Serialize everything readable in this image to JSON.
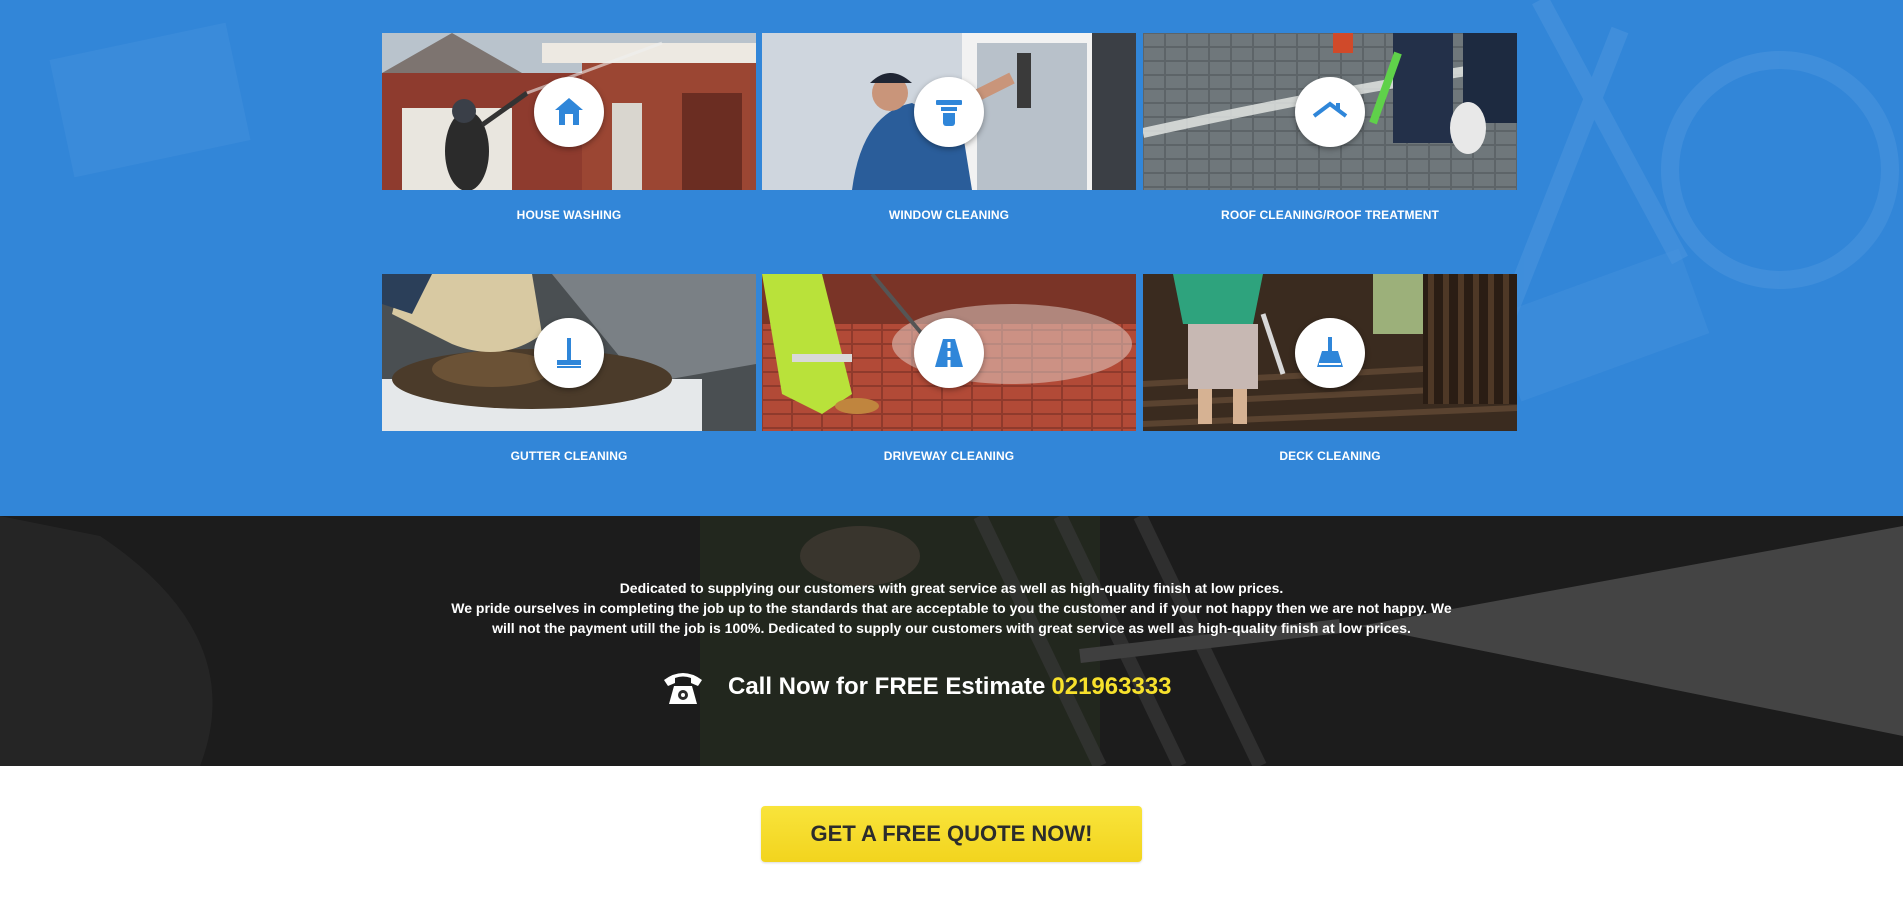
{
  "services": [
    {
      "name": "HOUSE WASHING",
      "icon": "house-icon"
    },
    {
      "name": "WINDOW CLEANING",
      "icon": "squeegee-icon"
    },
    {
      "name": "ROOF CLEANING/ROOF TREATMENT",
      "icon": "roof-icon"
    },
    {
      "name": "GUTTER CLEANING",
      "icon": "gutter-brush-icon"
    },
    {
      "name": "DRIVEWAY CLEANING",
      "icon": "road-icon"
    },
    {
      "name": "DECK CLEANING",
      "icon": "broom-icon"
    }
  ],
  "promo": {
    "line1": "Dedicated to supplying our customers with great service as well as high-quality finish at low prices.",
    "line2": "We pride ourselves in completing the job up to the standards that are acceptable to you the customer and if your not happy then we are not happy. We will not the payment utill the job is 100%. Dedicated to supply our customers with great service as well as high-quality finish at low prices.",
    "call_label": "Call Now for FREE Estimate",
    "phone": "021963333"
  },
  "cta": {
    "label": "GET A FREE QUOTE NOW!"
  },
  "colors": {
    "section_blue": "#3286d8",
    "icon_blue": "#2f86d9",
    "phone_yellow": "#f7e12c",
    "cta_yellow": "#f4d923"
  }
}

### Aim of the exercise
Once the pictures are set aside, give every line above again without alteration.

### Problem solution
Serialize everything readable in this image to JSON.
{
  "services": [
    {
      "name": "HOUSE WASHING",
      "icon": "house-icon"
    },
    {
      "name": "WINDOW CLEANING",
      "icon": "squeegee-icon"
    },
    {
      "name": "ROOF CLEANING/ROOF TREATMENT",
      "icon": "roof-icon"
    },
    {
      "name": "GUTTER CLEANING",
      "icon": "gutter-brush-icon"
    },
    {
      "name": "DRIVEWAY CLEANING",
      "icon": "road-icon"
    },
    {
      "name": "DECK CLEANING",
      "icon": "broom-icon"
    }
  ],
  "promo": {
    "line1": "Dedicated to supplying our customers with great service as well as high-quality finish at low prices.",
    "line2": "We pride ourselves in completing the job up to the standards that are acceptable to you the customer and if your not happy then we are not happy. We will not the payment utill the job is 100%. Dedicated to supply our customers with great service as well as high-quality finish at low prices.",
    "call_label": "Call Now for FREE Estimate",
    "phone": "021963333"
  },
  "cta": {
    "label": "GET A FREE QUOTE NOW!"
  },
  "colors": {
    "section_blue": "#3286d8",
    "icon_blue": "#2f86d9",
    "phone_yellow": "#f7e12c",
    "cta_yellow": "#f4d923"
  }
}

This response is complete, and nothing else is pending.